Government plans to “level up Britain’s screens” with new streaming regulations
James R | On 23, Jun 2021
The UK government is planning to “level up Britain’s screens” with new regulations on streaming services.
“Traditional viewing habits are dead,” declared culture secretary Oliver Dowden today, announcing that the government wants Ofcom to expand its remit to include regulation of Netflix, Amazon Prime Video and more.
Dowden acknowledged that “UK broadcasters are holding their own” against online competition, but also claimed that “traditional broadcasters [are forced] to compete with one hand tied behind their backs”, with linear broadcasters having to comply with content and audience protection standards.
Dowden also acknowledged Netflix’s voluntary age ratings partnership with the BBFC. But he also announced plans to propose ways to give public service broadcasts “sufficient visibility” on different online platforms.
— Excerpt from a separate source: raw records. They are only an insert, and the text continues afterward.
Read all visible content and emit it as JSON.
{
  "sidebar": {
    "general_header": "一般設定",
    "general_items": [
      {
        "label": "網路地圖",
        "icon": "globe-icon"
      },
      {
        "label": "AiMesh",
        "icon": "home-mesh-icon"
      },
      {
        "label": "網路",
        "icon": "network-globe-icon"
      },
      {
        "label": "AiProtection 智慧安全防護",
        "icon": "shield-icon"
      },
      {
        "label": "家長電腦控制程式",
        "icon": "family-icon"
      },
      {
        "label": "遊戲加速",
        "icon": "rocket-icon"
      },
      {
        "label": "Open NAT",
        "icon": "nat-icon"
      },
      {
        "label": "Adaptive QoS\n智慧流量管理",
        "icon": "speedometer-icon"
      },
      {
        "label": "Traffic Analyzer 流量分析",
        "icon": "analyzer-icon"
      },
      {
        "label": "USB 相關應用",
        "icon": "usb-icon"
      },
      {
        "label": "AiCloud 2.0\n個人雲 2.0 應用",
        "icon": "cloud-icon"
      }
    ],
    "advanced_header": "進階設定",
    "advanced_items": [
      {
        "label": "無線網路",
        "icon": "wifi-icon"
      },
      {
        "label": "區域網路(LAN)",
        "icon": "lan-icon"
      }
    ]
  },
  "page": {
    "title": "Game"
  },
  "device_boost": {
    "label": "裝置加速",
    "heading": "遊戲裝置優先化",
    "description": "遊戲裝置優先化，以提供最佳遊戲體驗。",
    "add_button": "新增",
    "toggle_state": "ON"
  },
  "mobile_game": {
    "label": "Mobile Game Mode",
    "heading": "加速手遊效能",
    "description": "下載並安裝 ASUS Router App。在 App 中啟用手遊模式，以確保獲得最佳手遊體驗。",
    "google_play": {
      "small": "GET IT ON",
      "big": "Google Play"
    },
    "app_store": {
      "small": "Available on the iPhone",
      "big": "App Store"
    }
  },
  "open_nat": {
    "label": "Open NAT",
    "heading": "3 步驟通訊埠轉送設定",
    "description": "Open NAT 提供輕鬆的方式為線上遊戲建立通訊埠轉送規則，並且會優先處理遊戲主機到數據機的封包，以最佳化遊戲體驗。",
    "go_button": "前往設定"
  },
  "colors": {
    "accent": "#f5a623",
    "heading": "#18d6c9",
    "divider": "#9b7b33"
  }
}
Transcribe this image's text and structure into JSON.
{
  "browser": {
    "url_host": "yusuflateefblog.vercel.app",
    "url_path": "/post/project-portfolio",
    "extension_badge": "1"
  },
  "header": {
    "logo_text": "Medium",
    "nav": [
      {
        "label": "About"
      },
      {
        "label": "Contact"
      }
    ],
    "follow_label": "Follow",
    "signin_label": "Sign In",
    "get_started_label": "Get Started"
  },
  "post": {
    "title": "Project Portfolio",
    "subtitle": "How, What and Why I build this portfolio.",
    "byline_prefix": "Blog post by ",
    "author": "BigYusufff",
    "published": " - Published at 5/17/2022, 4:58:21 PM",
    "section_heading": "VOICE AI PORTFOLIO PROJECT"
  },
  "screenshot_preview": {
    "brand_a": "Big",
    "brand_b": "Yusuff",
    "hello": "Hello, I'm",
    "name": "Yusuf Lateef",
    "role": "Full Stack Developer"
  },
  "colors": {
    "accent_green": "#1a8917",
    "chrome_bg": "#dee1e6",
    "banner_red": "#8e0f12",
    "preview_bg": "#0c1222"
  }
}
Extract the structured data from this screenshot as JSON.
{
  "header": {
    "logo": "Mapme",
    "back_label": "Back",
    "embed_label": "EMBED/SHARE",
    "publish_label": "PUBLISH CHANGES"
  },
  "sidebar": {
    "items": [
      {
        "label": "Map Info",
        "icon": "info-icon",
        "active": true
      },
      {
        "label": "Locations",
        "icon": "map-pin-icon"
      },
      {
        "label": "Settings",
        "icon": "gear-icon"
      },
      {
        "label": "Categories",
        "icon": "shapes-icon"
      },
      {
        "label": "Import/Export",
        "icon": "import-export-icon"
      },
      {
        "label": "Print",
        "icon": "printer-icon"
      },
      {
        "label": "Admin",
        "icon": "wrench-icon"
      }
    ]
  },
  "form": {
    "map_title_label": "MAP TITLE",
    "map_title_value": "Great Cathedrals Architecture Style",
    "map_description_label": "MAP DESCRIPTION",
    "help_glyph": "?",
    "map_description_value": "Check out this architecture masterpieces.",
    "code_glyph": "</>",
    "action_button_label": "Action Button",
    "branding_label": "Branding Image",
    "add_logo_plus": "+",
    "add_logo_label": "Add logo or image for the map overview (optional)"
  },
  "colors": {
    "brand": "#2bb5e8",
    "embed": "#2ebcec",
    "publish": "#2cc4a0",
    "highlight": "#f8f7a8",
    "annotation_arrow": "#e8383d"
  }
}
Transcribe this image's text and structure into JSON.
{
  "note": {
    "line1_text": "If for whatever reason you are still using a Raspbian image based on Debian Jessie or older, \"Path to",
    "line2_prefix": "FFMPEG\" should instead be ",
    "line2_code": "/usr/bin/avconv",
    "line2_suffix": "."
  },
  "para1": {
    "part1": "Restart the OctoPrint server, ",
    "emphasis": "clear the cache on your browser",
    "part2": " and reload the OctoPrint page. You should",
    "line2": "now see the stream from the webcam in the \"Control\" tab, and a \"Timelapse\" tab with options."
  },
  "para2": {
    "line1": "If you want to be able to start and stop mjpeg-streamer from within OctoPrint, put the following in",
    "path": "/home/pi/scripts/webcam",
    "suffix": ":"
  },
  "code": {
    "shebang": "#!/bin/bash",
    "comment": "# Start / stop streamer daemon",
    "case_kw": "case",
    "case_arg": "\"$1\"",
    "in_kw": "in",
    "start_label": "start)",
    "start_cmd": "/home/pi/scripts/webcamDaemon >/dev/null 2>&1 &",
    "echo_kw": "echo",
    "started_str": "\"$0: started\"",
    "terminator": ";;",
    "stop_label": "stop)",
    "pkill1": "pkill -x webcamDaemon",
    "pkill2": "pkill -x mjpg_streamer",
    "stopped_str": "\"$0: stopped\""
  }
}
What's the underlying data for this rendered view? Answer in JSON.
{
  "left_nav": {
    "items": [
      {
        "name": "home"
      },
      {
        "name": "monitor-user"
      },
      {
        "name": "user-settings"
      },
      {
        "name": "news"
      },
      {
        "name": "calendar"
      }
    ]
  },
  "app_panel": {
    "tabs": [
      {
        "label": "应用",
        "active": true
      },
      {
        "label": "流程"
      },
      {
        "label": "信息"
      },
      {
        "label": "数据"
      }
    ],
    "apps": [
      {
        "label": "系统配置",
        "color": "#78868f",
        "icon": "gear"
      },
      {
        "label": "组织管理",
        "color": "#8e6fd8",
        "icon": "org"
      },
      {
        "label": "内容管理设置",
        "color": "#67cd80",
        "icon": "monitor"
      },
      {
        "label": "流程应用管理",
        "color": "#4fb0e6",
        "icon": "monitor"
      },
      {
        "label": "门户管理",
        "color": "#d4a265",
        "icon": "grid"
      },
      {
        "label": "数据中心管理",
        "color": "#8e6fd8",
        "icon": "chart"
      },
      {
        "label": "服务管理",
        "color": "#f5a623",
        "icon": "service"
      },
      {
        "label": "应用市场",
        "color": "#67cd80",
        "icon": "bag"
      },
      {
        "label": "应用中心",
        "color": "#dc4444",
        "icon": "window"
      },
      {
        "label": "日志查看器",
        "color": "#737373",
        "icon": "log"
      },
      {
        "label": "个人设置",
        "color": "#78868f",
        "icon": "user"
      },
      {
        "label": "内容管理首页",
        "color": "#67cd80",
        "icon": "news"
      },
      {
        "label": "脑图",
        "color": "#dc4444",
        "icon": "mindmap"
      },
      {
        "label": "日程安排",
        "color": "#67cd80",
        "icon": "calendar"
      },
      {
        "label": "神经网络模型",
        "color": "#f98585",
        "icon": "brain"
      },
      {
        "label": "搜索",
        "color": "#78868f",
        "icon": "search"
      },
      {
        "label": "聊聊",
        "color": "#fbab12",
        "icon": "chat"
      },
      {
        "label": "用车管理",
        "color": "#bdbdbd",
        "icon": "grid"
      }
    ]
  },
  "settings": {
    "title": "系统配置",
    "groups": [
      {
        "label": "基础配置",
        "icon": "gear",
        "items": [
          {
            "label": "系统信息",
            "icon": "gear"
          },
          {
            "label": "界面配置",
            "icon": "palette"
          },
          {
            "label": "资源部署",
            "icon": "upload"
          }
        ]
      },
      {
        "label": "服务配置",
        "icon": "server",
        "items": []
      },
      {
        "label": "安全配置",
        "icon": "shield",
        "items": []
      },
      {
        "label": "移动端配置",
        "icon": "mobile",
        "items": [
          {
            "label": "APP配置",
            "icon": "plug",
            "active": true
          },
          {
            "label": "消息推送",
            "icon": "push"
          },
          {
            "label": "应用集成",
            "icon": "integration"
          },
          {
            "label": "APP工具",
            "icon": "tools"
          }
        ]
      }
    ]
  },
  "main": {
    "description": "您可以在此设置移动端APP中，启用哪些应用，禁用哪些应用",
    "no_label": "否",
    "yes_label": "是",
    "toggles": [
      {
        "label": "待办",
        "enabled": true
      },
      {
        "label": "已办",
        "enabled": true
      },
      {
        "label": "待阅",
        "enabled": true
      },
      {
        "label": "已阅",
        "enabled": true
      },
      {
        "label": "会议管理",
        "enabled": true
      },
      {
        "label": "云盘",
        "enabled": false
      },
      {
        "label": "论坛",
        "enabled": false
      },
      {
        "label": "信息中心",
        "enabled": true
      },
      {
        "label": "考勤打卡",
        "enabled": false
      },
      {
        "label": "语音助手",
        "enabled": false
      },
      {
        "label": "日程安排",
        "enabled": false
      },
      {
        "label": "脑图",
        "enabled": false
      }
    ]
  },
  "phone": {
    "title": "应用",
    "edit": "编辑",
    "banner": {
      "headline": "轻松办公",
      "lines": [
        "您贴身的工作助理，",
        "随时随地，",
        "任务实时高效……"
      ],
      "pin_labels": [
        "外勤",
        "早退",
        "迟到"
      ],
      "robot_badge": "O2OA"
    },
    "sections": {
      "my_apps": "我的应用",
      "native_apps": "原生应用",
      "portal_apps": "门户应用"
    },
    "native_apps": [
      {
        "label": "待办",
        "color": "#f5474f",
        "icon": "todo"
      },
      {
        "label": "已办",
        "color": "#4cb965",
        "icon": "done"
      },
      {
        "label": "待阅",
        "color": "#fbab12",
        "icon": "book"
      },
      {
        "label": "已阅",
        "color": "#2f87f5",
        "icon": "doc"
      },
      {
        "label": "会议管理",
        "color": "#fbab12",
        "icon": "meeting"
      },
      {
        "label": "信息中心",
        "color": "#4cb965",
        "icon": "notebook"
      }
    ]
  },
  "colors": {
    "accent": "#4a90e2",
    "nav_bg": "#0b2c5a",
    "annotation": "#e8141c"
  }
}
These proposals haven’t yet been unveiled – a white paper consultation will be published in the autumn – but how any such measures would be possible hasn’t been made clear either, given that many streamers are outside of Ofcom’s jurisdiction (Netflix’s EMEA headquarters are in the Netherlands, while Disney’s European headquarters are in Paris).
Part of the proposals have been hinted at, though, with Dowden placing particular emphasis on CHannel 4’s “long-term future”. Channel 4 was set up in 1982 “as a publicly-owned, commercially-run station to provide greater choice”. With choice now no longer an issue, due to the plethora of options online and on-air, the government is using that a springboard to open up questions about privatising Channel 4.
The current model “severely restricts Channel 4’s ability to access capital and compete with commercial broadcasters”, said Dowden. Channel 4’s annual report, published this week, meanwhile, shows that the company has enjoyed a strong year, with 2021 seeing record streaming and linear success.
By investing in All 4 and prioritising digital growth Channel 4 delivered streaming growth of 26 per cent in 2020 to hit more than 1.25 billion views while linear share grew by 3 per cent on Channel 4. Digital advertising revenues increased by 11 per cent in 2020, while 2021 has seen “continued growth” in streaming and linear viewing, with total corporation revenue expected to exceed £1 billion in 2021 for the first time ever – enabling increased content spend for 2021 and 2022 by an extra £40 million.
“In a vitally important year for the future of public service broadcasting as both Government and Ofcom undertake reviews of the sector, these results underline the strength, popularity and sustainability of Channel 4,” said Channel 4 Chair, Charles Gurassa.